This is, unfortunately, not a worthy sequel to Ready Player One. It has all the same stuff that fans of the first book loved, but it seems as though all the fun is sucked out of it. The 80s nostalgia is forced and doesn't fit into the plot nicely, like it did in the original. The whole middle section of the book is a complete disaster. We go on the same type of quest that we did in the first one, but this is a ticking clock instead of a high-intensity race. The quest doesn't interest the reader at all. It is just a recycled idea that Cline used, but made it bigger and less exciting. As frustrating as this was, there are some fantastic moments inside of the book. I'd say that the first twenty percent is great. It really develops Wade's character, which was a bright spot inside of this book. There are also a few massive plot twists that happen. I will talk about those in the spoiler section down below. The novel also embraces the new technology, which fits into the plot very well. However, I do not like where Cline finished off the novel. It was sad that this was what he chose to do with the sequel. That said, if you want to skip straight ahead to my score and not read the spoiler section, here's the link: Final Score.
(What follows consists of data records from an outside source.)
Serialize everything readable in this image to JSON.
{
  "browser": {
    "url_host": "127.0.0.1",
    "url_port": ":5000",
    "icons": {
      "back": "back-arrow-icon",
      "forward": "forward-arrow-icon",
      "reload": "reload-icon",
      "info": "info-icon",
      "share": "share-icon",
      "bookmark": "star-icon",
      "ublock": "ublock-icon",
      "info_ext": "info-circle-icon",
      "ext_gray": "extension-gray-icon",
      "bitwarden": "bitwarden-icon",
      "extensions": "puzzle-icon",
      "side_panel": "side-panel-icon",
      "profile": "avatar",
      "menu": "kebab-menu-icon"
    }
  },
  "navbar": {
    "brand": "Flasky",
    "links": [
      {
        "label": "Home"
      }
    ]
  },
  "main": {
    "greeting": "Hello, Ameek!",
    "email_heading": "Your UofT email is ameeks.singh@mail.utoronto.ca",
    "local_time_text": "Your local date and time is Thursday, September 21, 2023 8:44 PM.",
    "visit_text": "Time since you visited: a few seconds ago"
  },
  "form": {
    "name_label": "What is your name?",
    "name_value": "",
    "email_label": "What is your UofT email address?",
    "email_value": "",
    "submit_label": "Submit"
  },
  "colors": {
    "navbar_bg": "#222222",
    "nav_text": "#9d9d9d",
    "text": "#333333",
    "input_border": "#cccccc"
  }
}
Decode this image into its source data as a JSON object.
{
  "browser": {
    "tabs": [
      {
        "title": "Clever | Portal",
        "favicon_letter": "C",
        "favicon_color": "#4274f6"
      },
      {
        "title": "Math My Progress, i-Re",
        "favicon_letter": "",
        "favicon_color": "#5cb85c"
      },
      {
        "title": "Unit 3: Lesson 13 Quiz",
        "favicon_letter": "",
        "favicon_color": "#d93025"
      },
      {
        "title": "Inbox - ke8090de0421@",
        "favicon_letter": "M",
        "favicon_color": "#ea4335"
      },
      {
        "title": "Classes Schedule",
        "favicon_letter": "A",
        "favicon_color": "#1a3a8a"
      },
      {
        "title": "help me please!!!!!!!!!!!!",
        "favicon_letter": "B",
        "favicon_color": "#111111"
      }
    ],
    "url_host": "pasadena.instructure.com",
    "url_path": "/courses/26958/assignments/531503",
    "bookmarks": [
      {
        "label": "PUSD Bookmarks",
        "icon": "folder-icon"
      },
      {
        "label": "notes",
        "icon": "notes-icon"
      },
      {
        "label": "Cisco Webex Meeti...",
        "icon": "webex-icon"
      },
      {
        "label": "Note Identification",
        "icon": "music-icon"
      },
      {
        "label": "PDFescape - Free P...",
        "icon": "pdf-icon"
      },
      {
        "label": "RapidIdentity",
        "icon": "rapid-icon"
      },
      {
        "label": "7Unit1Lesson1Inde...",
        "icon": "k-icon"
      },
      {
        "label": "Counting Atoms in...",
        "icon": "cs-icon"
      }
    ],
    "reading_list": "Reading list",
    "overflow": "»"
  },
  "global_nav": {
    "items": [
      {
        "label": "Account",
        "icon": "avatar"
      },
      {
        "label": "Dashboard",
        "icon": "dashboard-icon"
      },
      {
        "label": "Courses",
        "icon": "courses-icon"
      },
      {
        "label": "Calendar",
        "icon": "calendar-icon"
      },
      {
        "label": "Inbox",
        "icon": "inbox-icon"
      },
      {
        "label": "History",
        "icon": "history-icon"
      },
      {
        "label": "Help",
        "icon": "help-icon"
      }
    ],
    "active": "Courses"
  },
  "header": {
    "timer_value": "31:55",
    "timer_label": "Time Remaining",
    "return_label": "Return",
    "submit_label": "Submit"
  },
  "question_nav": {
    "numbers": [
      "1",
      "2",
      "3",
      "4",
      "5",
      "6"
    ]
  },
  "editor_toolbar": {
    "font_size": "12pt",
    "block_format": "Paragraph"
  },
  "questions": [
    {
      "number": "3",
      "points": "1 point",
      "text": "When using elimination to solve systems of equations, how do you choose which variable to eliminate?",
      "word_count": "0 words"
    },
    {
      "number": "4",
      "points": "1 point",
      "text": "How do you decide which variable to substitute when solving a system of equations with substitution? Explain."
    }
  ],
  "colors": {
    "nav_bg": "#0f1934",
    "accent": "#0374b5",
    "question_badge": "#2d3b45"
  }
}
IF YOU HAVE NOT READ READY PLAYER TWO, STOP READING RIGHT NOW!!!!!
The big problem is that the Seven Shards are just not as interesting as the O.G. easter egg hunt. Cline forces all these 80s nostalgia moments into the quest that aren't as popular. We have a Prince quest. We have a John Hughes quest. We have an anime quest. We have a quest about a side history book based on The Lord of the Rings. I really don't like this middle part, especially because Cline made a lazy excuse for its existence. He just says that Halliday decided it'd be fun to create another quest. That is not good reasoning, and it frustrates me, because I really wanted to like this book. He also forces characters like Sorrento and L0hengrin into the novel. Sorrento is not essential to the plot, but he brought him back because he was a familiar face, which is not a good reason. I don't like where the book finishes. I think that the whole idea of copying people's brains and creating a digital version of them is stupid and takes away all of the emotion and loss that we feel when Og dies. However, the twist that Anorak is behind everything is pretty great. It's a big WTF moment, and I was genuinely surprised. Lastly, I also thought that the ONI tech was really interesting. It made for some fun new ideas that were explored in the early stages of the novel. It made Anorak's plan acceptable enough, which I appreciated. However, this book was just a huge disappointment overall.
I wish I could say that I liked it, but Ready Player Two fails to live up to the greatness and uniqueness of Ready Player One. Instead, it's a recycled idea that has a weak story with some good sprinkled throughout.
I will give it a Sour rating. Age range is 13+.
SWEET N' SOUR SCALE
Fun Factor: 6/10
Written by Ernest Cline
Published on November 24, 2020